Oren Kozlowski shared the story of his grandfather, Ariyeh Klaperzak, who joined the Jewish resistance fighting the Nazis.  He and a group of 20 partisans were captured by the Nazis and forced to dig their graves before being shot.

Miraculously, Kozlowski’s grandfather, who was shot twice, survived. After he was nursed to health by a “righteous gentile,” he rejoined the partisans. He was eventually captured by the Nazis, who sent him to a concentration camp, where he changed his name to Kozlowski to protect his identity.

He was the only family member to survive the Holocaust. His parents, 11 siblings, aunts, and uncles were killed in Hitler’s gas chambers.   

After his liberation, Koslowski immigrated to Israel, married, and told his kids with determination, “Never again.” 

“When I was growing up, my Zionist father would look my sister and me in the eyes and also say, ‘Never again,'” Oren Kozlowski said. “Ladies and gentlemen, it’s time for us to do the same. On Oct. 7, we witnessed the unthinkable. We experienced the  largest loss of life in a single day since the Holocaust. Never again means never again.”

Rabbi Erica Gerson addresses the crowd at TriBeCa Synagogue in lower Manhattan on Oct. 18. (Photo by Gabriele Holtermann)
Ari Ackerman and Stuart Weitzman at Tribeca Synagogue
Ari Ackerman and Stuart Weitzman attend an evening of solidarity at the TriBeCa Synagogue in lower Manhattan on Oct. 18.Photo by Gabriele Holtermann
Photo by Gabriele Holtermann

Shoe designer Stuart Weitzman told the crowd that they were facing a new definition of antisemitism compared to when he was growing up. 

“It incorporates anti-Israel, anti-Zionism, and denial by all who hate us,” Weitzman said.

Weitzman told amNewYork Metro that 98.5% of all funds raised to help Jewish people worldwide come from Jews. 

“So if the Jewish people don’t help themselves, it’s no one else there to do it,” Weitzman said. 

Weitzman compared Hamas to ISIS, but with a distinct difference. 

“ISIS didn’t have a country behind them like Iran. ISIS wasn’t controlling a territory like Hamas is,” Weitzman said. “That’s the difference between ISIS and Hamas. They have the country behind them, and they’re controlling a country. I don’t know how you get rid of them.” 

The Hamas Oct. 7 attack killed over 1,300 Israelis, injuring several thousand, and a few hundred, including children and elderly, were kidnapped and taken to Gaza. 
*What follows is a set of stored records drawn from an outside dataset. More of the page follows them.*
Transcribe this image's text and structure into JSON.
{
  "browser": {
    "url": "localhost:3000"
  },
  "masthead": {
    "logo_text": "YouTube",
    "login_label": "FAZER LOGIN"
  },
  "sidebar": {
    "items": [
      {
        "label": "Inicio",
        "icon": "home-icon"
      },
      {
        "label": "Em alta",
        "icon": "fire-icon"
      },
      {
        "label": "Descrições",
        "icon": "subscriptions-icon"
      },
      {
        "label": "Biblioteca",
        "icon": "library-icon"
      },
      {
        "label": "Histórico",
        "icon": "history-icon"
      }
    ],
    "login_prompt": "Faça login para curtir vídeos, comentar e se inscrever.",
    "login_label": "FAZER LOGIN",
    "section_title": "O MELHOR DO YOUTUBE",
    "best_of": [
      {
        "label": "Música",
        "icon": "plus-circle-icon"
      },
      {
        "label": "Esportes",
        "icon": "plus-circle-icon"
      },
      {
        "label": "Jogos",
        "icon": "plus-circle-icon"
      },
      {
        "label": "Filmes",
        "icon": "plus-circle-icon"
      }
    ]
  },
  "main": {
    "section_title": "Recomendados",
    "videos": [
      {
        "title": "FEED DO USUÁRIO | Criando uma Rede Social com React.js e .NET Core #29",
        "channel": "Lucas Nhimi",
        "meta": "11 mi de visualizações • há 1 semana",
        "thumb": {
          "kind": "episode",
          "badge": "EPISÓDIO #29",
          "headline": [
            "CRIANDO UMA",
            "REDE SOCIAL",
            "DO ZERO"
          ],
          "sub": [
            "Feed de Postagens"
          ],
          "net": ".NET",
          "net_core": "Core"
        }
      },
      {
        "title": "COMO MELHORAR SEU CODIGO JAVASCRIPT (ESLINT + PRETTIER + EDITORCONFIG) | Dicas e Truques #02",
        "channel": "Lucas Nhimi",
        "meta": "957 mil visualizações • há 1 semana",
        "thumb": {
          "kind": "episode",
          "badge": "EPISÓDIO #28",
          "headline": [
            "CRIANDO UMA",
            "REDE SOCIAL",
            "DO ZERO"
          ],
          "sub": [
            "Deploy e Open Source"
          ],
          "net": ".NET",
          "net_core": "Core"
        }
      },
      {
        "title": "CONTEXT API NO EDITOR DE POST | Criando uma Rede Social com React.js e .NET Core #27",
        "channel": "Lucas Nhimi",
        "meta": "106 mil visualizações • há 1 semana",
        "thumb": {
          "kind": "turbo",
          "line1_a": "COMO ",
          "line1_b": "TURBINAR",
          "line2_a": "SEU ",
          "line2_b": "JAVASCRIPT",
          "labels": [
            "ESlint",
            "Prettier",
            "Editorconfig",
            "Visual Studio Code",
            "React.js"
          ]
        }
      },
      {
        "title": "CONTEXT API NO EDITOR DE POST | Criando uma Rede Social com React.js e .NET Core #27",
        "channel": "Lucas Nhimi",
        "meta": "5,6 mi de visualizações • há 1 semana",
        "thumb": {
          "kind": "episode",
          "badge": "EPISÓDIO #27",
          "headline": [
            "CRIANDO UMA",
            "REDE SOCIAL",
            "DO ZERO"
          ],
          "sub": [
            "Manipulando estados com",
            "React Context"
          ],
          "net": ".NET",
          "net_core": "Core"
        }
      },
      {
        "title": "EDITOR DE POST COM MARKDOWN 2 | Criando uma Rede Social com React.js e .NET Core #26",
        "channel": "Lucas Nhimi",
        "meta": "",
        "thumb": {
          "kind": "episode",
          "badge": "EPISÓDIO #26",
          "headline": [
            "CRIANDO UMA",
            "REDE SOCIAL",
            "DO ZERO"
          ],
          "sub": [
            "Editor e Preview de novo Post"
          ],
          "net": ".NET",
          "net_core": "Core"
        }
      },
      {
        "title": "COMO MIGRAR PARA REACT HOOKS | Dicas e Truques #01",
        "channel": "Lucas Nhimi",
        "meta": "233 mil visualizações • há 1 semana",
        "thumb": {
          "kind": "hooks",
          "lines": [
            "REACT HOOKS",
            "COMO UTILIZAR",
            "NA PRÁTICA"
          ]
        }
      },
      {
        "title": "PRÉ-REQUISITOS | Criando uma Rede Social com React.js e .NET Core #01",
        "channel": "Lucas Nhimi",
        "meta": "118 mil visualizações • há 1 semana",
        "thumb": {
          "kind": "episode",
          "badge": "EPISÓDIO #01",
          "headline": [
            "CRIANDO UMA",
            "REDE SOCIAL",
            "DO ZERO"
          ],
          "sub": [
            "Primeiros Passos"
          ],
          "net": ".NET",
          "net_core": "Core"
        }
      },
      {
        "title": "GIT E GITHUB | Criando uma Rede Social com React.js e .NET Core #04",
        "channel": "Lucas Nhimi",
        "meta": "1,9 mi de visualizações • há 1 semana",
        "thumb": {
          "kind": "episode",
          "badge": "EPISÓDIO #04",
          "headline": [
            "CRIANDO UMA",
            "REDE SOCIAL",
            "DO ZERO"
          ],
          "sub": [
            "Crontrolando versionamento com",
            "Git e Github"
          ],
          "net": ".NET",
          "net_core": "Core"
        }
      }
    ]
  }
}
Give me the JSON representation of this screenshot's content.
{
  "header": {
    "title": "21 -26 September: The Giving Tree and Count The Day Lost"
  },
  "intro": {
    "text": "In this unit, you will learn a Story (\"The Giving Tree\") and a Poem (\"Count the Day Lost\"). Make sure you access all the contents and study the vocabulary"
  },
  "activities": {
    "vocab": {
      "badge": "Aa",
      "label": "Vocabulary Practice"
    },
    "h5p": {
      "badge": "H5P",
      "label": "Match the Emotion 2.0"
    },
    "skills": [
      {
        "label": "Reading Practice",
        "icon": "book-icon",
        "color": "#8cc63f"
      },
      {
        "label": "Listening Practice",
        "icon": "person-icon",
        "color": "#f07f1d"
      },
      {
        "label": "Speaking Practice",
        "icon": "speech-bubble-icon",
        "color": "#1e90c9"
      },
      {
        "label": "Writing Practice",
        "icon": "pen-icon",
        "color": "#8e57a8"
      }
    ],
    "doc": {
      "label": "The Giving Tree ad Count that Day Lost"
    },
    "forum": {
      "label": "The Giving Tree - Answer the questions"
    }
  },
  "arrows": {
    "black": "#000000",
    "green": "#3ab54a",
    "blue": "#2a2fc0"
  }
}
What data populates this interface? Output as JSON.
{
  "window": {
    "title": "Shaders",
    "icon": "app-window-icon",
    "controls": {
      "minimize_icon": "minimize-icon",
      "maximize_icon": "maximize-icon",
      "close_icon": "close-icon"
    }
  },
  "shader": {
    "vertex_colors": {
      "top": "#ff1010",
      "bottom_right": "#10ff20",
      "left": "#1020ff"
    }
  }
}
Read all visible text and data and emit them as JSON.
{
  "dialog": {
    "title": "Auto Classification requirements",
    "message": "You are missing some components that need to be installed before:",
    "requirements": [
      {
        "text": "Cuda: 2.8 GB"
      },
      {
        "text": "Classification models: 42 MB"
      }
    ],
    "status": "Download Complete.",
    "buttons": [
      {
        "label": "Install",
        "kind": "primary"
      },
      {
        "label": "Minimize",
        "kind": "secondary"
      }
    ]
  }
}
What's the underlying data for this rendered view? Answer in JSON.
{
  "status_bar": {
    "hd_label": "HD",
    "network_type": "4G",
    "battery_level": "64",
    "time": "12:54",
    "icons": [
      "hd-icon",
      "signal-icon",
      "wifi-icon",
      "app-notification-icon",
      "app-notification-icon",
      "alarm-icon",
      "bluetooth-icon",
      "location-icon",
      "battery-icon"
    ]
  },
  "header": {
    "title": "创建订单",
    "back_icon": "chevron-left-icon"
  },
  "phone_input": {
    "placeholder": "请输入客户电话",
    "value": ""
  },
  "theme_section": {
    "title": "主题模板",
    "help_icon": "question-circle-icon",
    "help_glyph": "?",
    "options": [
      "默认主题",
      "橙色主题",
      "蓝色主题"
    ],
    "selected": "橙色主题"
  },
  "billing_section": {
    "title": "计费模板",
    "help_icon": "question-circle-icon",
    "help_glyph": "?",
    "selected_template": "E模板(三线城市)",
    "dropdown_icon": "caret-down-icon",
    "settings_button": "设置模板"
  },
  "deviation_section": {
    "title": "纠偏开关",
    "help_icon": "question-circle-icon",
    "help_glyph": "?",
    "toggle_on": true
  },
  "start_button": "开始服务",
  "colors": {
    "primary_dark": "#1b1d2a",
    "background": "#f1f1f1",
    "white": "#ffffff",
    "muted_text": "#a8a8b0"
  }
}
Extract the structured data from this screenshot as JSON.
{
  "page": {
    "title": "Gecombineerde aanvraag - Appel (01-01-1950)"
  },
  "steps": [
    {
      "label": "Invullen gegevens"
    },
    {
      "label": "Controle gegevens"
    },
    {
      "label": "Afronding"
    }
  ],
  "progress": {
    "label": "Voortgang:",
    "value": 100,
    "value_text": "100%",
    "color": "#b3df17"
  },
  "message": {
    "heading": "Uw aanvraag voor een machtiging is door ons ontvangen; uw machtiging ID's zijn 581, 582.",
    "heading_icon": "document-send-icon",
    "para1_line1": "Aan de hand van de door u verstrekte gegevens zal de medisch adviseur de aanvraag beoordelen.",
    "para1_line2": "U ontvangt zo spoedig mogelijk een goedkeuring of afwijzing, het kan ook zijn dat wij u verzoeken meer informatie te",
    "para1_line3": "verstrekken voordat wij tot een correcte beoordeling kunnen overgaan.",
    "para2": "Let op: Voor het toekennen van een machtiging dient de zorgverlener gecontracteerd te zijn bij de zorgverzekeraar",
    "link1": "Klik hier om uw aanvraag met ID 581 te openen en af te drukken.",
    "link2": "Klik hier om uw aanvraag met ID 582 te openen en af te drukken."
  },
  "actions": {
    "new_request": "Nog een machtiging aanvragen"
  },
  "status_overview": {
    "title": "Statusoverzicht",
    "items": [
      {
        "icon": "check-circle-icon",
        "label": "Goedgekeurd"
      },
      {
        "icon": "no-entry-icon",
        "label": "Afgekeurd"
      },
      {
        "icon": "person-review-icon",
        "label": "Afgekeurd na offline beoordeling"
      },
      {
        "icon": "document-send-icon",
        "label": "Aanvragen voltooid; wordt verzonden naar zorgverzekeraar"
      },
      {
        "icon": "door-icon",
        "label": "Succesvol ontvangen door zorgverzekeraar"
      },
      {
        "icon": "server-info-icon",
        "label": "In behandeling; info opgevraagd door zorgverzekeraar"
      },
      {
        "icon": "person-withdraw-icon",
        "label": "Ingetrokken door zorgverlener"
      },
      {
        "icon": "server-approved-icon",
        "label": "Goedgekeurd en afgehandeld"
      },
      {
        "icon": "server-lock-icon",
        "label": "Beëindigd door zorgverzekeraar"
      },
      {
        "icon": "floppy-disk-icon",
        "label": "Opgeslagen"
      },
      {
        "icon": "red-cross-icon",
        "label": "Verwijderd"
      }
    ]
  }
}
Ari Ackerman said the terrorist attacks hit the Jewish community hard, leaving them isolated and alone. The gathering, which Ackerman co-organized, was intended to  connect Jews who felt pride in their Judaism. 

Ackerman said he went through a range of emotions from shock  and sadness to anxiety and disbelief when he learned of the terror  attack.

“Just the sleepless nights I’ve had since then, thinking about this country and the hostages and all the families and the ones that were brutally slaughtered,” Ackerman said. 

Ackerman said the pro-Palestinian protests immediately after the attacks were “unacceptable.” 

“Anybody that could stand with a terrorist organization that so clearly did abhorrent acts that are unknown to mankind before that, and to say we stand with the Palestinians the day after, means you stand with Hamas, and that is unacceptable,” Ackerman said. 

Deborah Koenigsberger, president of TriBeCa Synagogue — the only fully-operating and traditional synagogue below Canal Street — loved that her temple was filled with young Jews and was touched by the speeches. 

“It’s only up to us to protect us and to keep going, and we cannot let anybody do what they did to us so many times,”  Koenigsberger said.